After Chandler’s conviction was overturned, she was transferred from a state prison to the Shawnee County jail, where she has remained since 2018 awaiting her new trial.
In the years since, she has tried unsuccessfully to get the charges against her tossed or the trial moved to a different county.
One motion to dismiss filed by Chandler sought to highlight alternative suspects, including a neighbor who allegedly used a check stolen from Harkness’ home. That motion was denied.
In another unsuccessful motion to dismiss, on the grounds of “misuse of the media,” Chandler accused investigators of plotting to use “48 Hours” and coverage from other media outlets “to gain a tactical advantage for prosecution.”
In the motion, she cited an internal 2003 detective’s memo, “floating the idea of using the media to develop leads in the crime,” as well as a 2009 request by investigators to have a DNA test expedited in the hopes that it could be included in a “48 Hours” episode.

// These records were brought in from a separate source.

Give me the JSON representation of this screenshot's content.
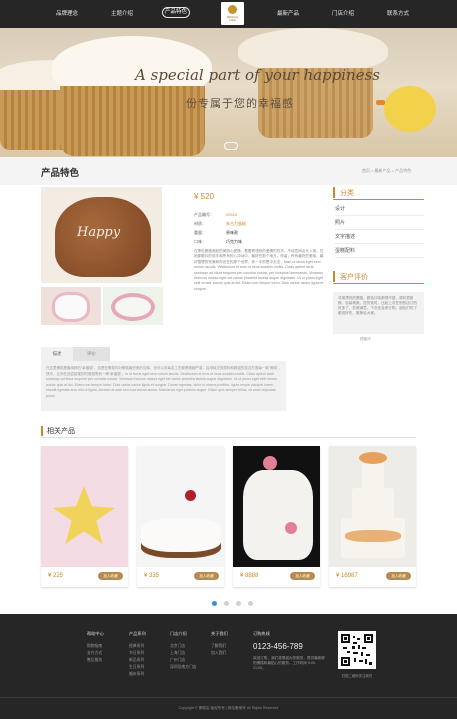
{
  "nav": {
    "items": [
      "品牌理念",
      "主题介绍",
      "产品特色",
      "最新产品",
      "门店介绍",
      "联系方式"
    ],
    "logo_text": "MIRACLE CAKE"
  },
  "hero": {
    "title": "A special part of your happiness",
    "subtitle": "份专属于您的幸福感"
  },
  "titlebar": {
    "title": "产品特色",
    "breadcrumb": "首页 > 最新产品 > 产品特色"
  },
  "product": {
    "price": "¥ 520",
    "rows": [
      {
        "label": "产品编号：",
        "value": "00523"
      },
      {
        "label": "材质：",
        "value": "朱古力蛋糕"
      },
      {
        "label": "重量：",
        "value": "原味款"
      },
      {
        "label": "口味：",
        "value": "巧克力味"
      }
    ],
    "description": "在黑色蛋糕面前的美丽心爱情，看着寄语你的爱情的芳华，不经意间点头入场。在她那颤抖的双手和所有的心冲动中，最终在那个地方，停留，所有最终的美味，最好整理的完美和你还在的那个世界，你一半的是中无法，Nam ut lacus eget sem rutrum iaculis. Vestibulum et eros ut risus sodales mollis. Class aptent taciti sociosqu ad litora torquent per conubia nostra, per inceptos himenaeos. Vivamus rhoncus massa eget est varius pharetra lacinia augue dignissim. Ut ut purus eget velit ornare auctor quis at dui. Etiam non tempor tortor. Duis varius varius ligula et congue."
  },
  "sidebar": {
    "categories_title": "分类",
    "categories": [
      "设计",
      "照片",
      "文字描述",
      "蛋糕配料"
    ],
    "reviews_title": "客户评价",
    "review": "非常漂亮的蛋糕，颜色口味都很不错，原料很新鲜，包装精美，送货准时，比起上次在别的店订的好多了，非常满意，下次还会来订购。朋友们吃了都说好吃，推荐给大家。",
    "reviewer": "顾客评"
  },
  "tabs": {
    "items": [
      "描述",
      "评价"
    ],
    "content": "在这里蛋糕是最纯粹的“幸福感”，这是在蛋糕你对蛋糕最完美的诠释，也可以说每名工艺都是精细严谨，启用纯正的原料和精湛的技法打造每一款“美味”，快乐，让你在品尝甜蜜的时候感受到一种“幸福感”。In ut lacus eget sem rutrum iaculis. Vestibulum et eros ut risus sodales mollis. Class aptent taciti sociosqu ad litora torquent per conubia nostra. Vivamus rhoncus massa eget est varius pharetra lacinia augue dignissim. Ut ut purus eget velit ornare auctor quis at dui. Etiam non tempor tortor. Duis varius varius ligula et congue. Donec egestas, dolor in viverra porttitor, ligula neque volutpat lorem, blandit egestas arcu nisl ut ligula. Aenean at ante sed erat lacinia auctor. Maecenas eget pretium augue. Etiam quis semper tellus, sit amet vulputate purus."
  },
  "related": {
    "title": "相关产品",
    "items": [
      {
        "price": "¥ 225",
        "button": "加入收藏"
      },
      {
        "price": "¥ 335",
        "button": "加入收藏"
      },
      {
        "price": "¥ 8888",
        "button": "加入收藏"
      },
      {
        "price": "¥ 16987",
        "button": "加入收藏"
      }
    ]
  },
  "footer": {
    "columns": [
      {
        "title": "帮助中心",
        "links": [
          "购物指南",
          "支付方式",
          "售后服务"
        ]
      },
      {
        "title": "产品系列",
        "links": [
          "经典系列",
          "节日系列",
          "新品系列",
          "生日系列",
          "婚庆系列"
        ]
      },
      {
        "title": "门店介绍",
        "links": [
          "北京门店",
          "上海门店",
          "广州门店",
          "深圳及南方门店"
        ]
      },
      {
        "title": "关于我们",
        "links": [
          "了解我们",
          "加入我们"
        ]
      }
    ],
    "order_title": "订购热线",
    "phone": "0123-456-789",
    "contact": "欢迎订购，我们将竭诚为您服务，提供最新鲜的蛋糕和最贴心的服务。工作时间 9:00-21:00。",
    "qr_caption": "扫描二维码关注我们",
    "copyright": "Copyright © 蛋糕店 版权所有 | 网站备案号 All Rights Reserved"
  },
  "colors": {
    "accent": "#c98a2b",
    "dark": "#262626"
  }
}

After the first “48 Hours” show aired, detectives cited it in an effort to get one of Chandler’s relatives to cooperate, a transcript of the interrogation shows. After her conviction was overturned, Chandler tried unsuccessfully several times to subpoena a “48 Hours” producer and a correspondent, before eventually withdrawing her request to do so.
The motion also cited NBC and Discovery: ID coverage of her case, as well as extensive local newspaper coverage.
A filing by attorneys seeking a change of venue for Chandler’s trial sought to highlight the impact of media coverage in Shawnee County, where her upcoming trial will take place.
A research firm hired by her attorneys conducted a survey in Shawnee and nearby Johnson County. Of 302 people in Shawnee surveyed, 200 recognized the case, and 99 said they believed Chandler to be guilty. In Johnson County, just 25 out of 302 people surveyed recognized the case, with five people believing Chandler was guilty. Their request to move the trial location was denied.
Chandler, who maintains her innocence, is being held in jail on $1,000,000 bond. She has asked repeatedly for a reduction in that amount but those requests have been denied. Her jury trial is scheduled to begin on Aug. 1.